The V8 is very small at 200ci, but it really was an experiment for Argus. Brighton Motors is the parent company of Argus and supplier of all Argus’ engines. BM had started work on V8 engines fairly early on and most of their production engines were now around 400ci or above. These torquey, gas guzzlers were needed to power the larger vehicles being used to help rebuild Gasmea after the war. However, even BM had to start somewhere. Their first V8 engine was a 200ci experimental. More of an R&D platform to test their engineering. It was never meant for production. However, after seeing the success in sales of Argus’ Tempest Super 6, the parent began to wonder if they could put their little 200ci zinger to good use.

Initially, the Super 8 was born out of a rough and ready garage hot-rodding job. Basically, a small team of BM and Argus engineers shoehorned one of only two remaining 200ci V8s into a Super 6 chassis. The results were impressive, but not earth shattering. That wasn’t exactly surprising, though. After all, the engine was only 40ci bigger than the straight 6 it replaced. Outright performance wasn’t the goal here. It was the feeling. The feeling of having that little V8 howl up to 4700rpm. The sound it made was incredible.

Although the little V8 engine was classed as experimental, it was pretty much ready for production. There were some minor tweaks made to fueling and igniton timing, but other than that, it was ready to go. The car chassis itself also needed fairly minor teaks. Some slightly beefed up guards to fit bigger wheels, tyres and brakes, and the car was in production for the 1953 model year.


This one looks like an Austin-Healey, which is a good thing.
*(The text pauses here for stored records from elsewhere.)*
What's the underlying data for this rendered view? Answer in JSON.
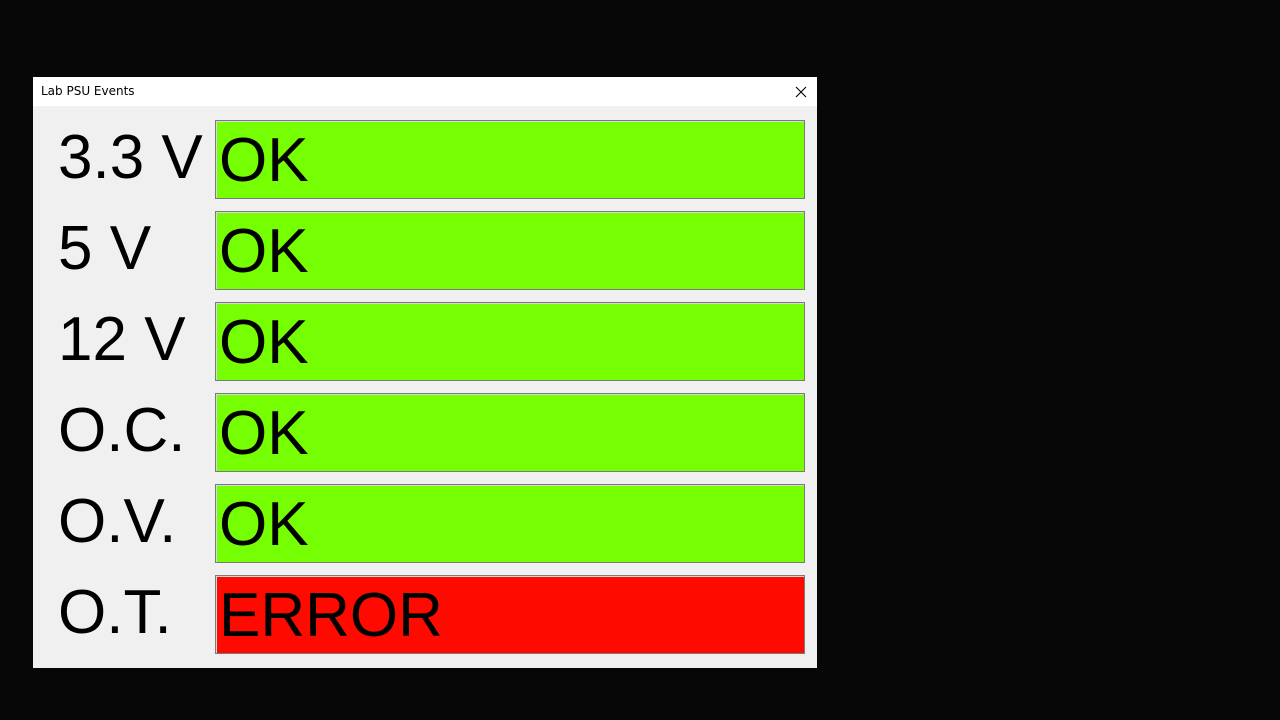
{
  "window": {
    "title": "Lab PSU Events",
    "close_icon": "close-icon"
  },
  "colors": {
    "ok": "#76ff03",
    "error": "#ff0a00",
    "desktop": "#070707",
    "window_bg": "#f0f0f0"
  },
  "rows": [
    {
      "label": "3.3 V",
      "status": "OK",
      "state": "ok"
    },
    {
      "label": "5 V",
      "status": "OK",
      "state": "ok"
    },
    {
      "label": "12 V",
      "status": "OK",
      "state": "ok"
    },
    {
      "label": "O.C.",
      "status": "OK",
      "state": "ok"
    },
    {
      "label": "O.V.",
      "status": "OK",
      "state": "ok"
    },
    {
      "label": "O.T.",
      "status": "ERROR",
      "state": "error"
    }
  ]
}
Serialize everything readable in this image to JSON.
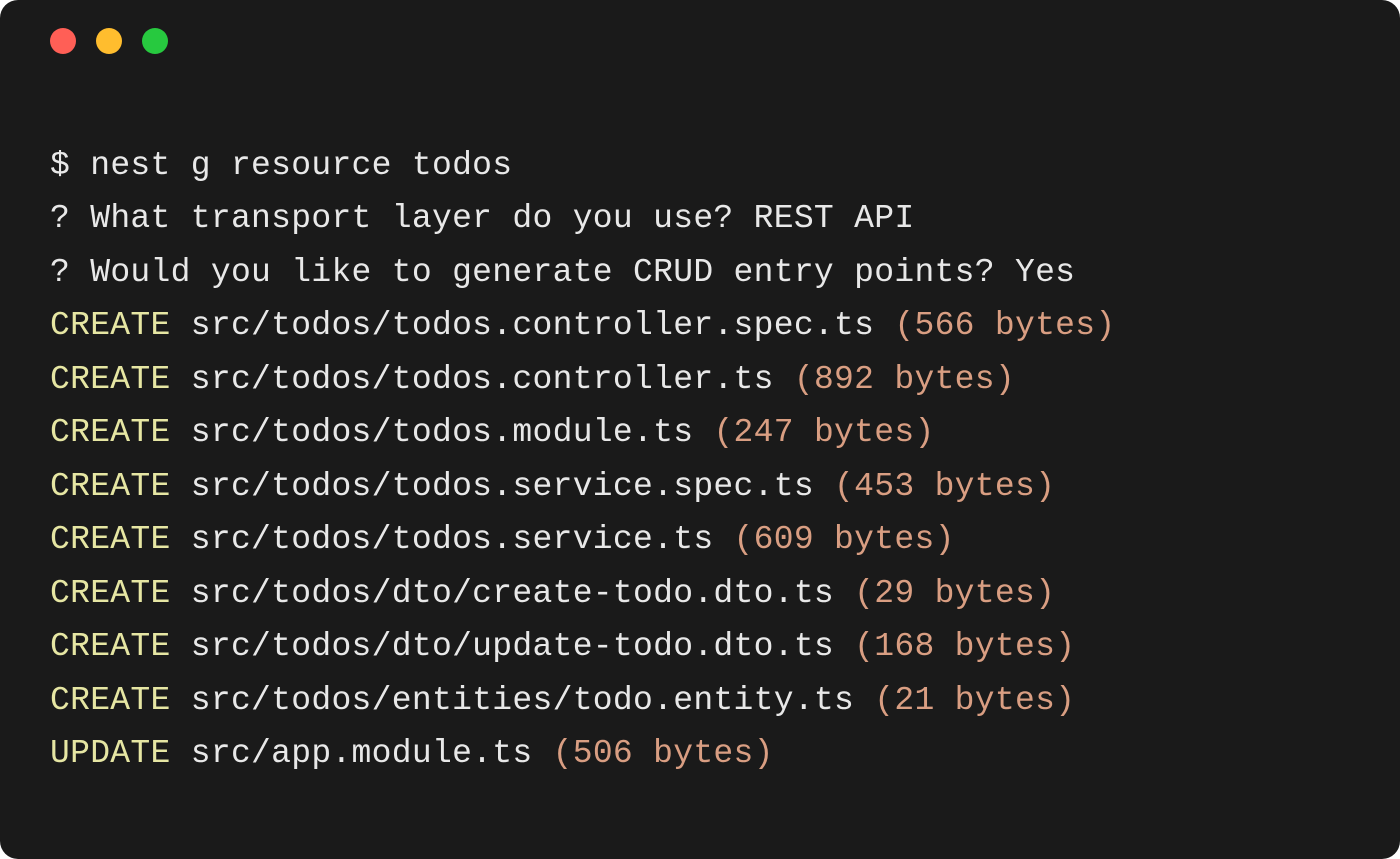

Anyway, it’s nice to see you back on the forums after a long absence.